Human Cartograms


Human cartograms depict a geographical area in units other than land area.

Maps usually represent land area. When one thinks of the world, a picture resembling a land area map comes immediately to mind… Cartography can depict territory in units other than square kilometres… In these maps, the size of each country has been changed to represent the variable that is being mapped, rather than the land area for that country. [p. 234][1]

[Cartograms are] maps in which the sizes of geographic regions such as countries or provinces appear in proportion to their population‚Ķ [p. 7499][2]

Human cartography in the last decade (since 2004) has used an algorithm developed by Newman and Gastner to create the cartograms:
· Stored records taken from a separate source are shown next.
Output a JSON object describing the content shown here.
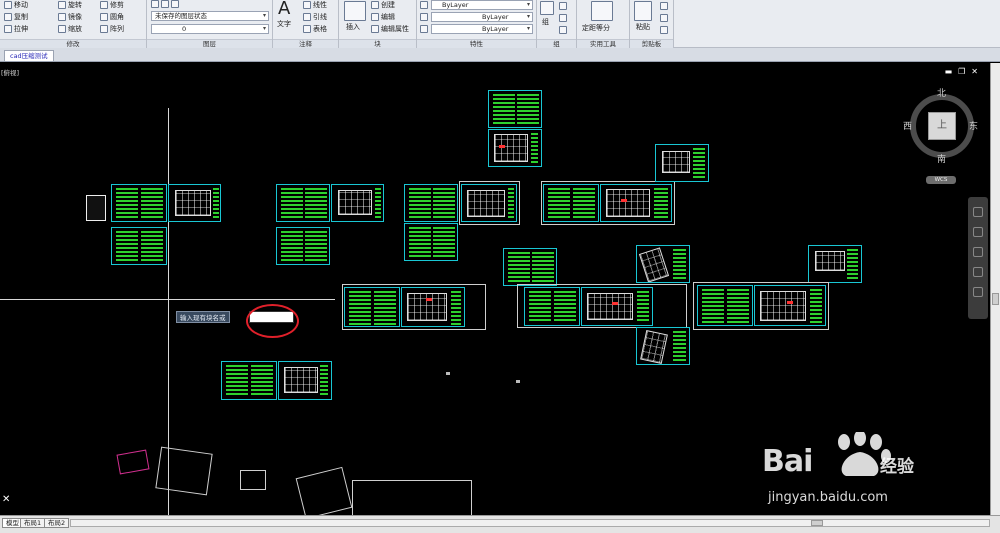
{
  "ribbon": {
    "modify": {
      "title": "修改",
      "items": [
        "移动",
        "旋转",
        "修剪",
        "复制",
        "镜像",
        "圆角",
        "拉伸",
        "缩放",
        "阵列"
      ]
    },
    "layers": {
      "title": "图层",
      "layer_state": "未保存的图层状态",
      "current_layer": "0"
    },
    "annotation": {
      "title": "注释",
      "text_label": "文字",
      "items": [
        "线性",
        "引线",
        "表格"
      ]
    },
    "block": {
      "title": "块",
      "insert_label": "插入",
      "items": [
        "创建",
        "编辑",
        "编辑属性"
      ]
    },
    "properties": {
      "title": "特性",
      "color": "ByLayer",
      "linetype": "ByLayer",
      "lineweight": "ByLayer"
    },
    "group": {
      "title": "组",
      "label": "组"
    },
    "utilities": {
      "title": "实用工具",
      "label": "定距等分"
    },
    "clipboard": {
      "title": "剪贴板",
      "label": "粘贴"
    }
  },
  "document_tab": "cad压缩测试",
  "viewport": {
    "view_label": "[俯视]",
    "command_prompt": "输入现有块名或",
    "command_input_value": "",
    "viewcube": {
      "north": "北",
      "south": "南",
      "east": "东",
      "west": "西",
      "face": "上",
      "wcs": "WCS"
    }
  },
  "layout_tabs": [
    "模型",
    "布局1",
    "布局2"
  ],
  "watermark": {
    "brand": "Bai",
    "brand2": "经验",
    "url": "jingyan.baidu.com"
  },
  "colors": {
    "sheet_border": "#19c7d4",
    "text_lines": "#2ed12e",
    "annotation_circle": "#e0202a",
    "background": "#000000"
  }
}
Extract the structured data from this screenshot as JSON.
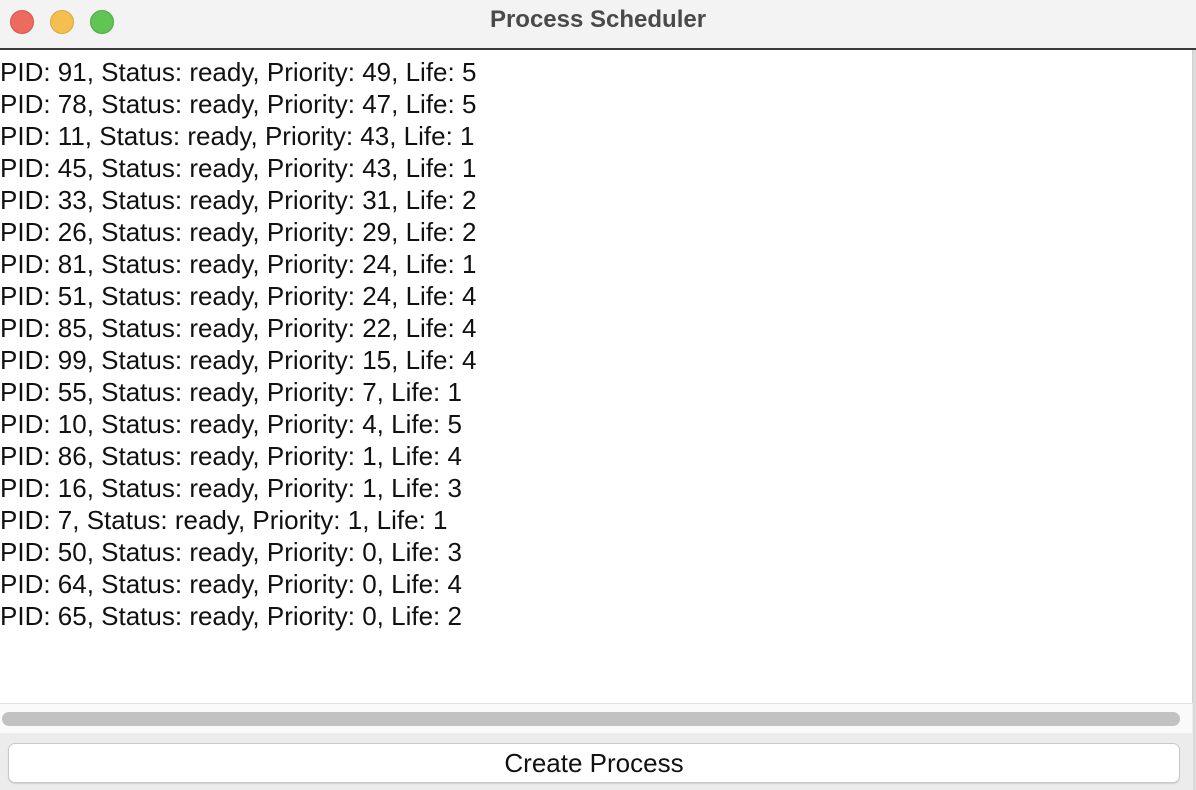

Changing the size of countries on a map is not a new idea. What is original… is the algorithm used to create these. This algorithm… allows countries to be expanded and shrunk while preserving their boundary shapes and relative positions as far as is possible… The other noteworthy aspects of this algorithm are the quality of the cartograms created and the speed with which these are produced.[p. 234][1]

Previous algorithms have been computationally intensive, as well as produce “highly distorted maps that are difficult to read or projections that are badly behaved under some circumstances, with overlapping regions or strong dependence on coordinate axes.”[p. 7499][2]


Traditional mapping can plot either counts or proportions. Counts will naturally highlight areas with larger populations (e.g. cities). See: [XKCD Heatmap]. Rates overcome this problem, but do not take in to account the background population at all. For example, two areas might have the same incidence rate of 1 per 1,000. In a city this means a lot of people (thousands!), but in rural areas this might mean one or two cases.

One case in a thousand means something entirely different in Sydney from what it means in Siberia.[p. 7499][2]

Cartograms produce maps that illustrate both the number of cases and the proportion of the population affected.


  • Data must exist for all regions included in the cartogram. Where there is missing data, it must be estimated.
  • As with all things, the quality of the cartogram depends on the quality of the data. Garbage in, garbage out.

Such mapping obviously requires good quality data from every country. Most of these have been sources from United Nations agencies. However, wherever data are missing, estimates have been used. These estimates have some limitations. A pertinent example is that of data about refugees. During a war or natural disaster – major causes of displaced populations – disruption of the government often makes accurate recording of numbers difficult. [p. 234][1]

Counts, not Proportions

Human cartograms must use counts, not proportions, rates or percentages. Counts can be summed across all regions considered and provide a meaningful total. Proportions, etc., across regions cannot be summed and provide any useful or meaningful information.

Existing Human Cartograms

The [World Mapper] project has over 300 examples of human cartograms depicting the world geography by theme.

Creating a Human Cartogram with Scapetoad

[Scapetoad] accepts standard ArcMap shapefiles and creates a human cartogram. The shape file loaded needs to contain the outline of the geography in question (for example ward, LSOA, etc.), as well as the data relating to the geography in question. Typically load ArcMap and add a shapefile with a geographic outline, then join data in question, then export to a new shape file to input in to Scapetoad.

Don’t forget to use counts, not proportions!


1. Barford, A and Dorling, D (2006) A new approach to mapping the world: Visualizing facets of international health in The National Medical Journal of India, vol. 19, no. 4, pp. 234-235.

2. Gastner, Michael T. and Newman, M. E. J. (2004) Diffusion-based method for producing density equalising maps in Proceedings of the National Academy of Sciences of the United States of America, vol. 101, no. 20, pp. 7499-7504.